No one can make breaking the law look like a total blast quite like Martin Scorsese.
After (rather brilliantly) dabbling in family-friendly entertainment with "Hugo" (2011), the Oscar-winning director is back in the genre he knows and does best: the cautionary crime drama.
But before the caution comes the drug-fueled partying, supermodel-romancing, dwarf-tossing (yes, it's true), and even smoking in the conference room as Leonardo DiCaprio throws another Gatsby-sized party – albeit one a lot more decadent and, uh, illegal – in "The Wolf of Wall Street," the year's first sure thing as far as multiple Oscar nominations go. We get our first glimpse of the action in the teaser trailer shown below.
And the guest of honor? That might be "Magic Mike" scene-stealer Matthew McConaughey, making his Scorsese debut as Mark Hanna, the boss and mentor of Jordan Belfort (DiCaprio) during the notorious stockbroker's formative years as a Gordon Gekko in training. McConaughey gets not one but two amusingly McConaughey-esque moments, including an impromptu humming session that closes the trailer on a rather oddly zen note.
"The Wolf of Wall Street" is based on the true-life memoirs of Belfort, a hard-partying stock market wizard who in the '90s founded the brokerage firm Stratton Oakmont. Stratton Oakmont functioned as a boiler room, which involves salesmen utilizing unfair and usually illegal sales tactics in buying and selling questionable stocks by telephone – and for which Belfort and his cronies soon became the targets of an FBI investigation.

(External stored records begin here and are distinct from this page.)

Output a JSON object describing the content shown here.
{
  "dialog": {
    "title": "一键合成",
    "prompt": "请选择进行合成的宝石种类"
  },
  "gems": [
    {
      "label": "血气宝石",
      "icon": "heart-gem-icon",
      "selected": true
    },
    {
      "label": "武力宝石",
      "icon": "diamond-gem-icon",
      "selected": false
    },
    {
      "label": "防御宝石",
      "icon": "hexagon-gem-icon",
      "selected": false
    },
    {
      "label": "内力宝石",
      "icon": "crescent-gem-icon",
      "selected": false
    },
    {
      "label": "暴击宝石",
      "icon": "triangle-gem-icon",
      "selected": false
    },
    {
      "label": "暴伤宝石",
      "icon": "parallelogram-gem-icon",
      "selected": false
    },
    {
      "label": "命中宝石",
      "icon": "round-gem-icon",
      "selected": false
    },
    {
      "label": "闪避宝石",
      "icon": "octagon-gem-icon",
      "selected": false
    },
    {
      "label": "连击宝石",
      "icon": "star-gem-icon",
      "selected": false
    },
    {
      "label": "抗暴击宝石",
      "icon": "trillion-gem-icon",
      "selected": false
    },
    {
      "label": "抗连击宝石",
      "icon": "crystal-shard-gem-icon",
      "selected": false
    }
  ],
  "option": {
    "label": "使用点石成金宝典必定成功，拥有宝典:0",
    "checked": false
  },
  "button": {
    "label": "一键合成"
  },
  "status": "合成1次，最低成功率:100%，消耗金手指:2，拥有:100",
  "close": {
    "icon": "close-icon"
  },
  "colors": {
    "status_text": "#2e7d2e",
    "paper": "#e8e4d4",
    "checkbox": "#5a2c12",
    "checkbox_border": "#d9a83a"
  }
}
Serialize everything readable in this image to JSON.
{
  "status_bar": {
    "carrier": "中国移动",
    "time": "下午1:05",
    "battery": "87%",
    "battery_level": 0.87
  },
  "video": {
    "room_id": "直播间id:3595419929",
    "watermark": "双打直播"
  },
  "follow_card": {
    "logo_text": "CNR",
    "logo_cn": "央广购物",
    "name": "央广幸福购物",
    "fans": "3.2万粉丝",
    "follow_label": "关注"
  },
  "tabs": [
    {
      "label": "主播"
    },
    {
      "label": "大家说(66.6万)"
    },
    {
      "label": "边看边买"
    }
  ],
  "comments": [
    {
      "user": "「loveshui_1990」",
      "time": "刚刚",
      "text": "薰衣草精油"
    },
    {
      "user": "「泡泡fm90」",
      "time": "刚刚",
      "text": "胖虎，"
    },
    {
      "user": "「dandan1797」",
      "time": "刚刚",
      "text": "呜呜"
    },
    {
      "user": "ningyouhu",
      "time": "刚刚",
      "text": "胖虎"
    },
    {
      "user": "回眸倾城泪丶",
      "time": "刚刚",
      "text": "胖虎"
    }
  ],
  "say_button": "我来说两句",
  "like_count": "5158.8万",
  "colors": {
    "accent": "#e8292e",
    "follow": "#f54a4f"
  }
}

Stratton Oakmont previously served as the inspiration for the 2000 drama "Boiler Room," though Scorsese puts its founder and overlord front and center in "The Wolf of Wall Street." This marks the fifth collaboration between the director and DiCaprio, following "Gangs of New York" (2002), "The Aviator" (2004), "The Departed" (2006), and "Shutter Island" (2010). They both seem more than happy to be working together again after DiCaprio's non-involvement with "Hugo."
The trailer is filled with the kind of high energy, clever camerawork and masterful editing we've come to expect from a Scorsese film, though, rather appropriately, it takes a break from all the frenetic-ness whenever the ever-calm n' cool McConaughey is on screen. Meanwhile, another Scorsese virgin, Jonah Hill, continues to show off his range, even though his portrayal of Belfort's colleague Donnie Azoff comes across as a mix between his "Moneyball" character and, well, Jonah Hill.
Scorsese's knack for outlandish imagery is also on display, including the aforementioned dwarf-tossing (which includes a freeze-frame, a simple yet often misused filmmaking flourish that Scorsese pulls off every time) and scantily-clad women covered head to toe in stacks of cold hard cash.
Anyway, Scorsese and DiCaprio have been apart for over three years, and they look to be throwing quite the welcome-back bash with "The Wolf of Wall Street" -- and, luckily, they invited the Lincoln Lawyer, too. The film opens on November 15.